Border Patrol agents conduct pat downs of migrants caught crossing the border illegally in the Imperial Valley Sector (Photo courtesy of U.S. Customs and Border Protection)
EL PASO, TX — On Wednesday morning, U.S. Customs and Border Protection Commissioner Kevin K. McAleenan hosted a press conference in El Paso, Texas to discuss the impact of the dramatic increase in illegal crossings that continue to occur along the Southwest border.
“CBP is facing an unprecedented humanitarian and border security crisis all along our Southwest Border,” said McAleenan. “And nowhere has that crisis manifested more acutely than here in El Paso Sector. Here in El Paso, we have almost 3,500 migrants in custody this morning, in facilities designed for many fewer. We had over 1,000 apprehensions on Monday. The vast majority are families from Central America.”
Nationwide, CBP had more than 12,000 migrants in custody this week. The agency considers 4,000 to be a high number of migrants in custody and 6,000 to be at a crisis level. More than 12,000 migrants in custody is unprecedented.
CBP is on pace to record more than 100,000 apprehensions for the month of March. It would be the highest monthly total in a decade.
The increase is having a detrimental impact on CBP’s primary border security mission. With up to 40 percent or more of CBP personnel working to care for, transport, and process vulnerable families and children, CBP’s security posture on the border is negatively impacted. The same transnational criminal organizations and smugglers that exploit and profit from migrants benefit from that reduced border enforcement presence. Smugglers and criminal organizations are using large groups of families as diversions.
CBP is taking more than 60 migrants to the hospital each day and has dedicated almost 100,000 hours of officer and agent time to medical transport and hospital watch. The agency continues to see unprecedented numbers of migrants with severe medical conditions. The expanded medical checks and CBP personnel’s concerted efforts are saving lives, but at a high cost to the enforcement mission.
CBP is taking a number of steps to address this crisis. According to the commissioner, CBP will use additional funding provided in fiscal year 2019 to extend medical contracting to key sectors; augment law enforcement assets with contract support for migrant care and food services; enhance transportation; and establish new processing facilities, including a planned center in the El Paso area.
Up to 750 CBP Officers (CBPO) from ports of entry along the Southwest border will soon be supporting Border Patrol with care and custody of migrants. CBPOs will assist with processing, transportation, and hospital watch. This shifting of resources and personnel will have a detrimental impact at all Southwest border ports of entry. CBP will have to close lanes, resulting in increased wait times for commercial shipments and travelers.

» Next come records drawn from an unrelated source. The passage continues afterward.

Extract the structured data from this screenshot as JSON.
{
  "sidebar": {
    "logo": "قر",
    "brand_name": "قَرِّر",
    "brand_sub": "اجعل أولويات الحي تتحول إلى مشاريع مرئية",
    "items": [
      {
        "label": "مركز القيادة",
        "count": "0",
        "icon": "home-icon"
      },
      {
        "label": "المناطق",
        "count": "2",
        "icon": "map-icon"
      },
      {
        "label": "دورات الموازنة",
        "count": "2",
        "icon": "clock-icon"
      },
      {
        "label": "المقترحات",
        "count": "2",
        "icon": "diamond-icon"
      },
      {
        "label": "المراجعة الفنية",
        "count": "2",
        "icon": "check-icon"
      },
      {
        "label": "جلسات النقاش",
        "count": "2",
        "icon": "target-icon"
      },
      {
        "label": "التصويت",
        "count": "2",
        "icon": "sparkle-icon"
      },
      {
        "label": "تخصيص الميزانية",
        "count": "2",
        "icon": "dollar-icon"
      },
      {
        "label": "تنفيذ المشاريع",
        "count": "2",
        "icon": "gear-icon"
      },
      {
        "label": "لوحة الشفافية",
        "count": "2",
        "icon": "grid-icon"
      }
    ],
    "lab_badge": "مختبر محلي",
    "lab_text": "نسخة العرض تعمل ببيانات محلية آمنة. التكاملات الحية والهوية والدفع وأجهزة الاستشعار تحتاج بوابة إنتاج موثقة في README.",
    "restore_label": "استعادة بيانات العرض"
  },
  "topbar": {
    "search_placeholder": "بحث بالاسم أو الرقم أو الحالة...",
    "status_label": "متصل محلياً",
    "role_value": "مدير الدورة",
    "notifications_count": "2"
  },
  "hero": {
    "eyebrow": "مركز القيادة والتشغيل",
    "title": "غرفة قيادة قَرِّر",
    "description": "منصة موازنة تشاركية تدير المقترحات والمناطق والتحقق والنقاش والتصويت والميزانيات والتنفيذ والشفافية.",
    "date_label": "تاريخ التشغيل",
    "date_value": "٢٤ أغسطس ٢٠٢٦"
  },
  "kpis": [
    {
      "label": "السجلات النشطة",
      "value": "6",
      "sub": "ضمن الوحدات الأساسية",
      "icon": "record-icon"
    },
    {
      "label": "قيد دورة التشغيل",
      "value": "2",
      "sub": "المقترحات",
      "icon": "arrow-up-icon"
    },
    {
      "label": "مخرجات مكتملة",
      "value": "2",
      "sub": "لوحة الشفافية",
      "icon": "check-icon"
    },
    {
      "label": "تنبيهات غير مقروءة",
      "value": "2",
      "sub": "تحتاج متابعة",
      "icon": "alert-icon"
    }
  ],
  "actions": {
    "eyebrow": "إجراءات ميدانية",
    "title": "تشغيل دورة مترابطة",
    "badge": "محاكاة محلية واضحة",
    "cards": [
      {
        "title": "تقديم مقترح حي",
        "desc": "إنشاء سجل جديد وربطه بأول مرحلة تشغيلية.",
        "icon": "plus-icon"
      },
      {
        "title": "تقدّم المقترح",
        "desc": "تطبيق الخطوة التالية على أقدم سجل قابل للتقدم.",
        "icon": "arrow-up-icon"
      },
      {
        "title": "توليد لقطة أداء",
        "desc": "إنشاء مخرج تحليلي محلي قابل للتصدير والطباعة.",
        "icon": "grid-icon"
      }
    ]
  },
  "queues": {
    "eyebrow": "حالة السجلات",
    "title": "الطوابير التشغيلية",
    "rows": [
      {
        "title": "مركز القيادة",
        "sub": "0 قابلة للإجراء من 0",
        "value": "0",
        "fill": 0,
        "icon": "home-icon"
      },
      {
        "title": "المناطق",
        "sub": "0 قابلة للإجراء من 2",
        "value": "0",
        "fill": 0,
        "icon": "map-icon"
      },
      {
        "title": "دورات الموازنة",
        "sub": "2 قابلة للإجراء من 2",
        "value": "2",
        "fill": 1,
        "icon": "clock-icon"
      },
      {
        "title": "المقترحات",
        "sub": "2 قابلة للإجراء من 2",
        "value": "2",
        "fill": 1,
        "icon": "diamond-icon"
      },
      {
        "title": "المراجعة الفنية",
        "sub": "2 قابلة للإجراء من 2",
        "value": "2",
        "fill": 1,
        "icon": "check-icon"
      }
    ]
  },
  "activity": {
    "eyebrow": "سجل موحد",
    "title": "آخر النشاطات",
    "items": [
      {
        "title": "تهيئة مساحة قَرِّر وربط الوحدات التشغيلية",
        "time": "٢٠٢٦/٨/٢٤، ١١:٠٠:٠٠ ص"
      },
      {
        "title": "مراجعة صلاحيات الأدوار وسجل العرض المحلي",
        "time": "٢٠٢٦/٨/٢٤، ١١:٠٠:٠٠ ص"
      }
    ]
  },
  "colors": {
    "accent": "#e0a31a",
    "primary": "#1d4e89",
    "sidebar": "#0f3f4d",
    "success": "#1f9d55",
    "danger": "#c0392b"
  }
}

CBP will continue to do everything possible to manage this crisis and protect the most vulnerable in this process. The men and women of CBP are serving with honor and vigilance, despite stark challenges.
Source: U.S. Customs and Border Protection